Octavia E. Butler is one of those big names in science fiction I haven't read much of. In fact, my reading is limited to a single short story, Speech Sounds (1983), which I encountered in an anthology some years back. Her most famous work is in the long form. Butler didn't produce much short fiction. Bloodchild is probably the most famous short story in her oeuvre. She received three of the biggest awards in the genre for this particular story. There are not that many works of fiction who have done the same. She deserved those awards as far as I'm concerned. Bloodchild is a moving and emotionally complex tale.
Gan is a boy, growing up in a colony where humans live among an insect-like alien race called the Tlic. He is quite comfortable in the company of the lead female Tlic in his household. Gan and his younger siblings consider it an honour to be around her. He also perceives there is something about the relationship between humans and Tlic he isn't being told. He discovers the true nature of the relationship when a seriously ill man is brought into the house. What follows is a night that will change the way Gan views his relationship with the Tlic permanently.
Butler's work, I've been given to understand, often deals with themes like gender and race relations and slavery. There is some of that in this story. Butler flips gender roles by having the males carry Tlic larvae for instance. There is also a clear element of exploitation. The Tlic use humans to carry their young and they do not appear to have much say in it. In fact, it is implied that they were once seen as little more than cattle. Although Gan's treatment is more humane, there is still an element of control by the Tlic in it. The gory details of what exactly the Tlic need humans for can't cover up the deeper issue involved here.
Where you might expect the problematic relationship between humans and the Tlic to be the main issue in the story, that is not quite the case. Butler uses it to draw the main character's attention to the choice he should be able to make. When Gan sees what life has in store for him, he feels he should have a say in it. In one bloody night, he steps into the world of adults and quite possibly permanently changes it. It is probably more a coming of age story than one about slavery or oppression. There is an unexpected kind of mutual respect between Gan and the Tlic who needs him to carry her young. The story leaves you with the feeling that the Tlic might be willing to take the final step from oppression and enslavement to a relationship based on equality.
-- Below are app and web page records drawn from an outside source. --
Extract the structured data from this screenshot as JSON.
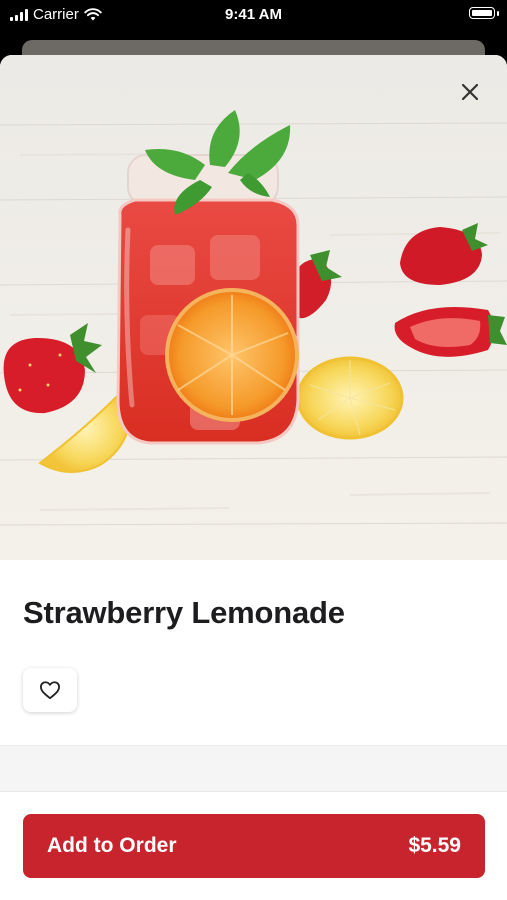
{
  "status_bar": {
    "carrier": "Carrier",
    "time": "9:41 AM"
  },
  "product": {
    "name": "Strawberry Lemonade",
    "image_alt": "strawberry-lemonade-photo"
  },
  "actions": {
    "add_to_order_label": "Add to Order",
    "price": "$5.59"
  },
  "colors": {
    "accent": "#c8242d",
    "title_text": "#1d1d1f"
  },
  "icons": {
    "close": "close-icon",
    "favorite": "heart-outline-icon"
  }
}
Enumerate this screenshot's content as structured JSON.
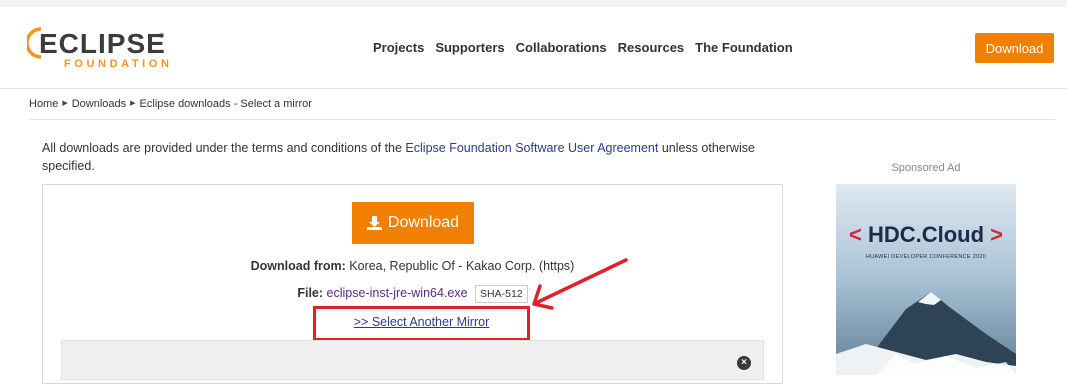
{
  "header": {
    "logo_main": "ECLIPSE",
    "logo_sub": "FOUNDATION",
    "logo_reg": "®",
    "nav": [
      "Projects",
      "Supporters",
      "Collaborations",
      "Resources",
      "The Foundation"
    ],
    "download_label": "Download"
  },
  "breadcrumb": {
    "home": "Home",
    "downloads": "Downloads",
    "current": "Eclipse downloads - Select a mirror"
  },
  "terms": {
    "before": "All downloads are provided under the terms and conditions of the ",
    "link": "Eclipse Foundation Software User Agreement",
    "after": " unless otherwise specified."
  },
  "download_panel": {
    "button_label": "Download",
    "from_label": "Download from:",
    "from_value": "Korea, Republic Of - Kakao Corp. (https)",
    "file_label": "File:",
    "file_name": "eclipse-inst-jre-win64.exe",
    "sha_label": "SHA-512",
    "mirror_link": ">> Select Another Mirror",
    "close_symbol": "×"
  },
  "sidebar": {
    "sponsored_label": "Sponsored Ad",
    "ad_title_left": "<",
    "ad_title_main": "HDC.Cloud",
    "ad_title_right": ">",
    "ad_subtitle": "HUAWEI DEVELOPER CONFERENCE 2020"
  },
  "colors": {
    "accent": "#f28000",
    "link": "#2b3a8c",
    "file_link": "#5b2a86",
    "annotation": "#e0202b"
  }
}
That is, if other Tlic feel as the one in the story does.
I very much liked this story. Although the middle in particular is quite horrific, the story ends on a note of hope for the future. What I also liked about it is that Butler manages to do so much with it in so few words. Any of the themes she uses could have been enough to carry a story. Despite the elements of exploitation and gender relations, the story is not overly political or moralizing. Butler channels it all into the confrontation in a way that makes you feel she needed those elements in her story rather than add them because she felt she had something to say about these issues. Bloodchild is so very well constructed that it is not surprising it has remained her most popular short story. I guess I really should get around to reading one of her novels.
Author: Octavia E. Butler
Originally published: Isaac Asimov's Science Fiction Magazine, June 1984
Read in: The Big Book of Science Fiction, edited by Ann and Jeff VanderMeer
Story length: Novelette, approximately 7,500 words
Awards: Hugo, Nebula and Locus Award winner
Available online: Baen